Peter and Rosemary Grant from Princeton University, have been studying finches in Daphne Major Island in the Galapagos since 1973. And just like Charles Darwin, their research on the islands for almost 4 decades has produced a number of amazing insights into the theory of Evolution.
For most part of the year, you are sure to see both husband and wife on the island when we visit it aboard Grace or Evolution. This photo was taken while on our visit to Daphne Major.

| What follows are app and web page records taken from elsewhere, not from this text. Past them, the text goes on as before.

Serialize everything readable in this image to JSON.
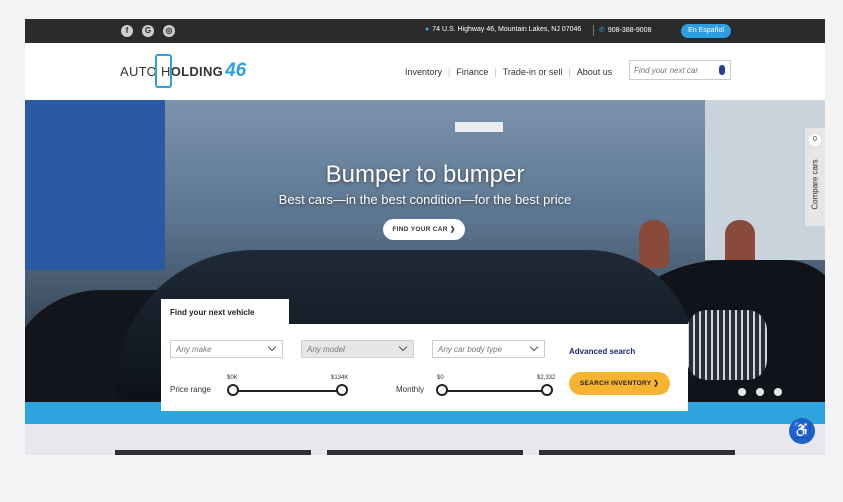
{
  "topbar": {
    "social_icons": [
      "facebook-icon",
      "google-icon",
      "instagram-icon"
    ],
    "social_glyphs": [
      "f",
      "G",
      "◎"
    ],
    "address": "74 U.S. Highway 46, Mountain Lakes, NJ 07046",
    "phone": "908-388-9008",
    "language_button": "En Español"
  },
  "header": {
    "logo": {
      "text_a": "AUTO H",
      "text_b": "LDING",
      "number": "46"
    },
    "nav": [
      "Inventory",
      "Finance",
      "Trade-in or sell",
      "About us"
    ],
    "search_placeholder": "Find your next car"
  },
  "hero": {
    "title": "Bumper to bumper",
    "subtitle": "Best cars—in the best condition—for the best price",
    "cta": "FIND YOUR CAR  ❯",
    "compare_count": "0",
    "compare_label": "Compare cars"
  },
  "search_panel": {
    "tab_label": "Find your next vehicle",
    "make_placeholder": "Any make",
    "model_placeholder": "Any model",
    "body_placeholder": "Any car body type",
    "advanced_link": "Advanced search",
    "price_range": {
      "label": "Price range",
      "min": "$0K",
      "max": "$134K"
    },
    "monthly": {
      "label": "Monthly",
      "min": "$0",
      "max": "$2,332"
    },
    "search_button": "SEARCH INVENTORY  ❯"
  },
  "colors": {
    "accent_blue": "#2fa3de",
    "button_orange": "#f6b431",
    "link_navy": "#1c2a70",
    "topbar_dark": "#2b2b2b"
  }
}
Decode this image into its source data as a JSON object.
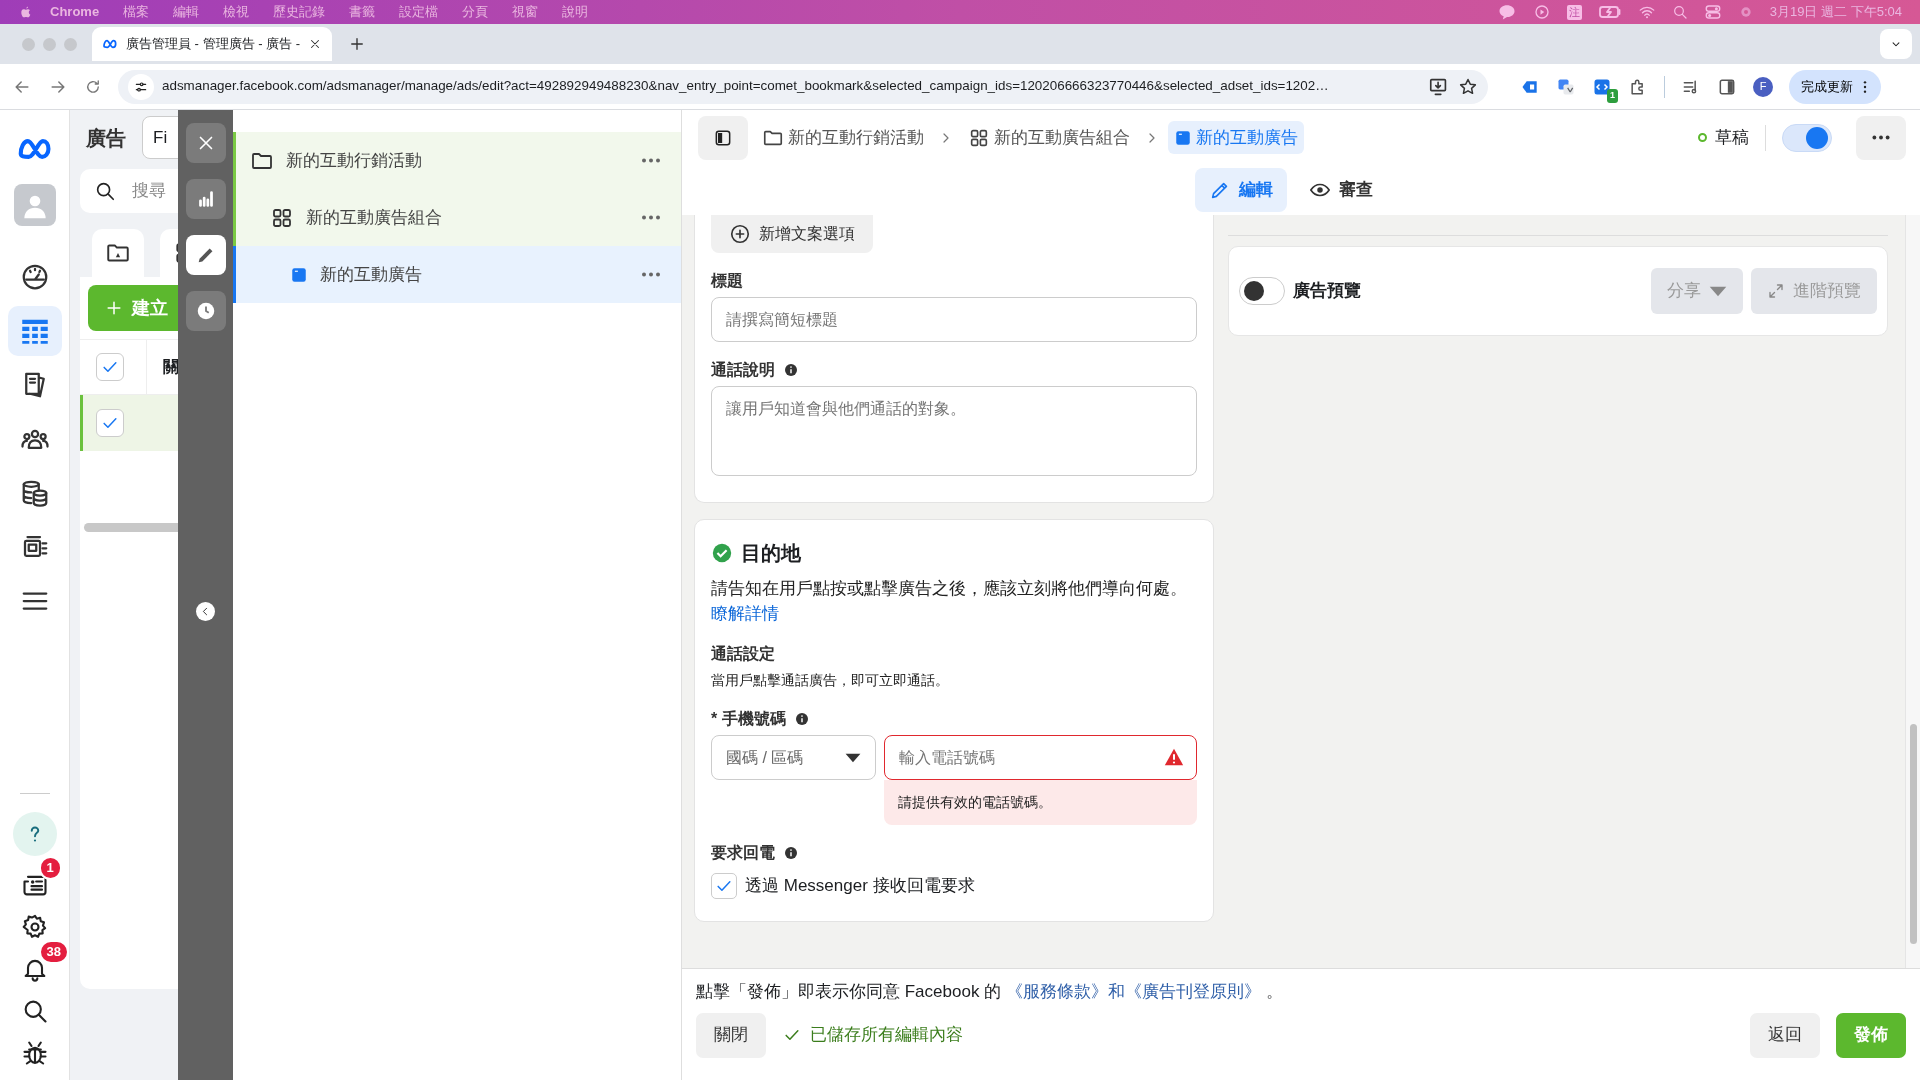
{
  "menu_bar": {
    "app": "Chrome",
    "items": [
      "檔案",
      "編輯",
      "檢視",
      "歷史記錄",
      "書籤",
      "設定檔",
      "分頁",
      "視窗",
      "說明"
    ],
    "input_method": "注",
    "clock": "3月19日 週二 下午5:04"
  },
  "browser": {
    "tab_title": "廣告管理員 - 管理廣告 - 廣告 -",
    "url": "adsmanager.facebook.com/adsmanager/manage/ads/edit?act=492892949488230&nav_entry_point=comet_bookmark&selected_campaign_ids=120206666323770446&selected_adset_ids=1202…",
    "extension_badge": "1",
    "profile_initial": "F",
    "update_button": "完成更新"
  },
  "nav": {
    "items": [
      {
        "kind": "gauge",
        "selected": false
      },
      {
        "kind": "table",
        "selected": true
      },
      {
        "kind": "pages",
        "selected": false
      },
      {
        "kind": "people",
        "selected": false
      },
      {
        "kind": "coins",
        "selected": false
      },
      {
        "kind": "gallery",
        "selected": false
      },
      {
        "kind": "menu",
        "selected": false
      }
    ],
    "bottom_items": [
      {
        "kind": "help"
      },
      {
        "kind": "news",
        "badge": "1"
      },
      {
        "kind": "gear"
      },
      {
        "kind": "bell",
        "badge": "38"
      },
      {
        "kind": "search"
      },
      {
        "kind": "bug"
      }
    ]
  },
  "ads_panel": {
    "title": "廣告",
    "filter": "Fi",
    "search_placeholder": "搜尋",
    "create_button": "建立",
    "column_header": "關",
    "header_checked": true,
    "rows": [
      {
        "checked": true
      }
    ]
  },
  "tool_strip": [
    {
      "kind": "close",
      "selected": false
    },
    {
      "kind": "chart",
      "selected": false
    },
    {
      "kind": "edit",
      "selected": true
    },
    {
      "kind": "history",
      "selected": false
    }
  ],
  "tree": [
    {
      "kind": "campaign",
      "label": "新的互動行銷活動",
      "selected": false,
      "children": [
        {
          "kind": "adset",
          "label": "新的互動廣告組合",
          "selected": false,
          "children": [
            {
              "kind": "ad",
              "label": "新的互動廣告",
              "selected": true
            }
          ]
        }
      ]
    }
  ],
  "breadcrumb": [
    {
      "kind": "campaign",
      "label": "新的互動行銷活動",
      "selected": false
    },
    {
      "kind": "adset",
      "label": "新的互動廣告組合",
      "selected": false
    },
    {
      "kind": "ad",
      "label": "新的互動廣告",
      "selected": true
    }
  ],
  "status": {
    "label": "草稿",
    "on": true
  },
  "view_tabs": [
    {
      "kind": "edit",
      "label": "編輯",
      "selected": true
    },
    {
      "kind": "review",
      "label": "審查",
      "selected": false
    }
  ],
  "form": {
    "add_text_option": "新增文案選項",
    "headline": {
      "label": "標題",
      "placeholder": "請撰寫簡短標題"
    },
    "call_description": {
      "label": "通話說明",
      "placeholder": "讓用戶知道會與他們通話的對象。"
    },
    "destination": {
      "title": "目的地",
      "complete": true,
      "description": "請告知在用戶點按或點擊廣告之後，應該立刻將他們導向何處。",
      "link": "瞭解詳情",
      "call_settings_title": "通話設定",
      "call_settings_text": "當用戶點擊通話廣告，即可立即通話。",
      "phone_label": "* 手機號碼",
      "country_placeholder": "國碼 / 區碼",
      "phone_placeholder": "輸入電話號碼",
      "error": "請提供有效的電話號碼。",
      "callback_label": "要求回電",
      "callback_option": {
        "label": "透過 Messenger 接收回電要求",
        "checked": true
      }
    }
  },
  "preview": {
    "label": "廣告預覽",
    "on": false,
    "share": "分享",
    "advanced": "進階預覽"
  },
  "footer": {
    "terms": "點擊「發佈」即表示你同意 Facebook 的",
    "terms_link": "《服務條款》和《廣告刊登原則》",
    "terms_end": "。",
    "close": "關閉",
    "saved": "已儲存所有編輯內容",
    "back": "返回",
    "publish": "發佈"
  }
}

In 2009, Peter and Rosemary were awarded the Kyoto Prize. Presented by the Inamori Foundation of Japan, this prize is considered a major international merit. It honors lifetime achievements in the categories of basic science, advanced technology, philosophy and arts. The award included a cash prize of 50 million yen (approx. $500,000 US dollars).
The Inamori Foundation stated in a news release announcing the award, that: "the Grants' empirical research has made the most important contribution since Darwin toward making evolutionary biology a science in which proof is possible." You can read more on the history of the Galapagos here ---> Galapagos History.

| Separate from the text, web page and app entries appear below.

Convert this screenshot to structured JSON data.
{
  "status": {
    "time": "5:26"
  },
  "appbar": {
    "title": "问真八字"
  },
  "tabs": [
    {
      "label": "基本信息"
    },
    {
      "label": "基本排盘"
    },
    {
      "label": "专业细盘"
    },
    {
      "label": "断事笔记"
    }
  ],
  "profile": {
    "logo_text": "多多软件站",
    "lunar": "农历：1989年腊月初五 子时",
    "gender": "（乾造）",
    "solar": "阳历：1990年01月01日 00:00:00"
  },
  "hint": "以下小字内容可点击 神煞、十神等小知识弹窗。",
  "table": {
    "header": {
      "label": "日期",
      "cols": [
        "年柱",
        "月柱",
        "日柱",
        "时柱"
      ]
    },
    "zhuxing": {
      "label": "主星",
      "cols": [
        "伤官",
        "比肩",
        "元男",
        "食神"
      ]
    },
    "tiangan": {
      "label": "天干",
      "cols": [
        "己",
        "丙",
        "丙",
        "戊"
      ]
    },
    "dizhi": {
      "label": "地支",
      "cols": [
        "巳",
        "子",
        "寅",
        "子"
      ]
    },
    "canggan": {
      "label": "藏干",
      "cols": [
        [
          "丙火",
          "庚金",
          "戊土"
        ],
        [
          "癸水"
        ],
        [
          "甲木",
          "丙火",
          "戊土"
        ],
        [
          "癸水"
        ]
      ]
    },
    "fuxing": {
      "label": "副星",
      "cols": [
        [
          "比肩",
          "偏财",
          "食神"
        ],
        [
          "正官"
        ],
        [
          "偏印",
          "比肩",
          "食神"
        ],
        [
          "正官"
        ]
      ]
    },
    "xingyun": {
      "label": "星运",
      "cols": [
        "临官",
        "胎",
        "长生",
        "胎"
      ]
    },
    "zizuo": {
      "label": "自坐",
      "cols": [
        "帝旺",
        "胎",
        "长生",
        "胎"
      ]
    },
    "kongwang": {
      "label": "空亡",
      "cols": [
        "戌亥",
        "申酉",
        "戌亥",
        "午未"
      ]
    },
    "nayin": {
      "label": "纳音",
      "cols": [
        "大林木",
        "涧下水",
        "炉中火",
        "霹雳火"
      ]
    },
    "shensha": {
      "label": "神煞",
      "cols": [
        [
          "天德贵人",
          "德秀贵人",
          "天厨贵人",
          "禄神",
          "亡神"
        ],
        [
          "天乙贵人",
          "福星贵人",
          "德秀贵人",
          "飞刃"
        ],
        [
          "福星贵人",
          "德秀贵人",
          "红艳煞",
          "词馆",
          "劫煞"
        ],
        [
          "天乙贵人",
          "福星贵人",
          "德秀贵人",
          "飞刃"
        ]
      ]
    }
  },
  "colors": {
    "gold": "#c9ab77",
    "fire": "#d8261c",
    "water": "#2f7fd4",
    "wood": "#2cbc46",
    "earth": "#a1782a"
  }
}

Peter and Rosemary continue with their wonderful work in the Galapagos year after year.
Indeed, the value of solitude is evident in all realms of life; Darwin escaped to the woods for hours and emphatically refused dinner party invitations